▸ **Assignment**: Filter the listing so that only lines with the word "calendar" remain.

=== Section Start ===

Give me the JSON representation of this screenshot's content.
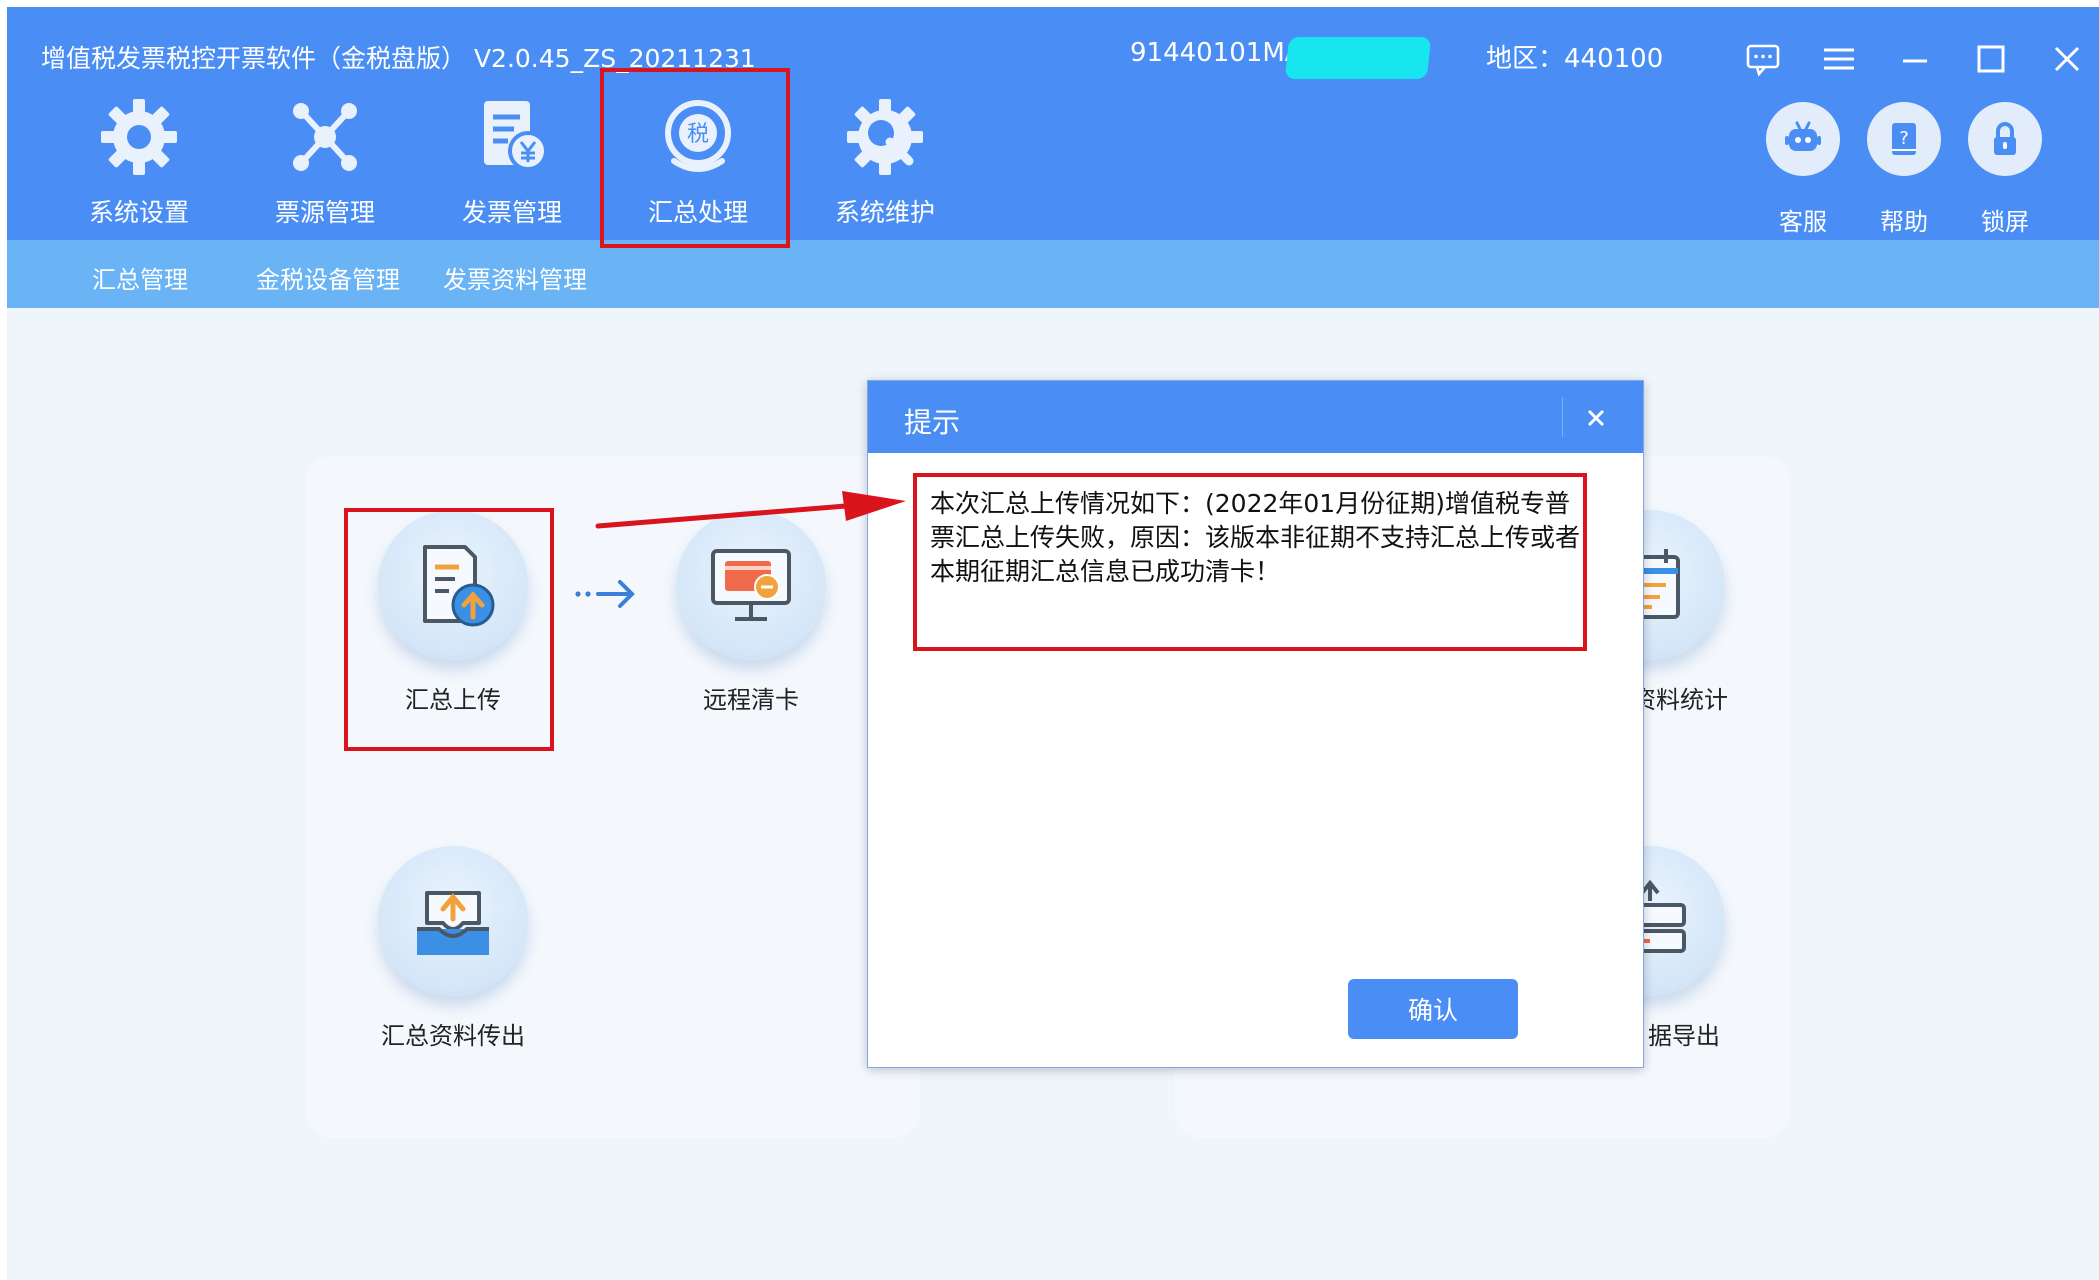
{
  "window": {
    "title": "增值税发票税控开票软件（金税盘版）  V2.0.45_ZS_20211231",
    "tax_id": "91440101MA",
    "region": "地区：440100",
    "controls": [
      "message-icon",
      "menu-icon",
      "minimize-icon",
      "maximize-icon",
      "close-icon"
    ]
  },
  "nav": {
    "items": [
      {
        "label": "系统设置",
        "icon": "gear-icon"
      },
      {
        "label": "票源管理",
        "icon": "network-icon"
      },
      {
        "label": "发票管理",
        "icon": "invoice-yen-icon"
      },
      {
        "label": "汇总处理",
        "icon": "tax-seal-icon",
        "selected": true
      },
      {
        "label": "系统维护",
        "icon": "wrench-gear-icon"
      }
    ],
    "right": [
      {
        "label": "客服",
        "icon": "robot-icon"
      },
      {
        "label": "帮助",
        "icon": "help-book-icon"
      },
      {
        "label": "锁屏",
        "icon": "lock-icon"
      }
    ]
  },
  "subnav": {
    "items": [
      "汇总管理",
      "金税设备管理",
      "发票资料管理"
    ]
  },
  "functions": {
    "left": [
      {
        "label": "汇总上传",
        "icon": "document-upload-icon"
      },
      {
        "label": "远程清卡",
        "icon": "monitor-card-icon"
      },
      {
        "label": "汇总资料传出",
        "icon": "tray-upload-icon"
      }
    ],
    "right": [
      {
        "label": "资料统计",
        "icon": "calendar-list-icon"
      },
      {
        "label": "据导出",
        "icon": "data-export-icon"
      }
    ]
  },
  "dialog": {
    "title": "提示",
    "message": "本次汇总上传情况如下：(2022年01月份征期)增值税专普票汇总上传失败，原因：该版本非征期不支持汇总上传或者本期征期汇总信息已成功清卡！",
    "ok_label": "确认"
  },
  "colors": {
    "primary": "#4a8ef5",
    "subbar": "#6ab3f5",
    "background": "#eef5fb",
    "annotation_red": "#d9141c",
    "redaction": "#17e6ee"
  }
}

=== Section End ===
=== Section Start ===

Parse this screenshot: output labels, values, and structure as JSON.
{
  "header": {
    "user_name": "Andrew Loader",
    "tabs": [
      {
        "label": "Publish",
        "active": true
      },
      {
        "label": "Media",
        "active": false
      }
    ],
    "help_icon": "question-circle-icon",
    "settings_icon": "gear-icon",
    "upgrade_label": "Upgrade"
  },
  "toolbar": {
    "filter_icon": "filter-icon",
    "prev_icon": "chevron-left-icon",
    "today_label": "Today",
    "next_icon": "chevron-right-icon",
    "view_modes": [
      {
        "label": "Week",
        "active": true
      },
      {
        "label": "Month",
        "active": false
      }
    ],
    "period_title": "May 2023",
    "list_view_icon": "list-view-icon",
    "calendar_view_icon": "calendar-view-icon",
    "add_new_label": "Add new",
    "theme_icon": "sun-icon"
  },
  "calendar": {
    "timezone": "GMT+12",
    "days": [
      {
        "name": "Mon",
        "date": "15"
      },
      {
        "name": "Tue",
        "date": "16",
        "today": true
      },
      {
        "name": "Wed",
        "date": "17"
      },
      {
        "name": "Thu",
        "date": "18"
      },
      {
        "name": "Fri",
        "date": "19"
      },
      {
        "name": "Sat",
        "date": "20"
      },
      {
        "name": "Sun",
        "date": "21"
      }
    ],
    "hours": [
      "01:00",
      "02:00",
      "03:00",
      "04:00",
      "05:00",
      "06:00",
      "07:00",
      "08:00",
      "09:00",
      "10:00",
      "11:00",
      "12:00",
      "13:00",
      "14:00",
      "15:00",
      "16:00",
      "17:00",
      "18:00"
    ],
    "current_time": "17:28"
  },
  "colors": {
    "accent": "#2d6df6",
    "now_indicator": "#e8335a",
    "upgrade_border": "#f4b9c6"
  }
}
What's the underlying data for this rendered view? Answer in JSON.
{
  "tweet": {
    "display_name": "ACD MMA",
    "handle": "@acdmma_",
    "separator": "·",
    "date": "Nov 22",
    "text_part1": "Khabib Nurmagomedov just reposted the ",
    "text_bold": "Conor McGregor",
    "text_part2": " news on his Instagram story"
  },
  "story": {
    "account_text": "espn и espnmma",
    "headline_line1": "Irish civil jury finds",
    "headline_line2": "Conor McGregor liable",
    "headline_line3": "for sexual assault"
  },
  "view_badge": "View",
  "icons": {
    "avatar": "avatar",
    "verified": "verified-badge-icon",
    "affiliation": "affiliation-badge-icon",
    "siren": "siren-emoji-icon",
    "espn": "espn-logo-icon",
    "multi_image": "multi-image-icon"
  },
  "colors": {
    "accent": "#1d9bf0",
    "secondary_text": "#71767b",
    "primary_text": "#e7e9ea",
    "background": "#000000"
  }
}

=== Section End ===

▸ **Response area**:
        "icon": "calendar-list-icon"
    "calendar_view_icon": "calendar-view-icon",
  "calendar": {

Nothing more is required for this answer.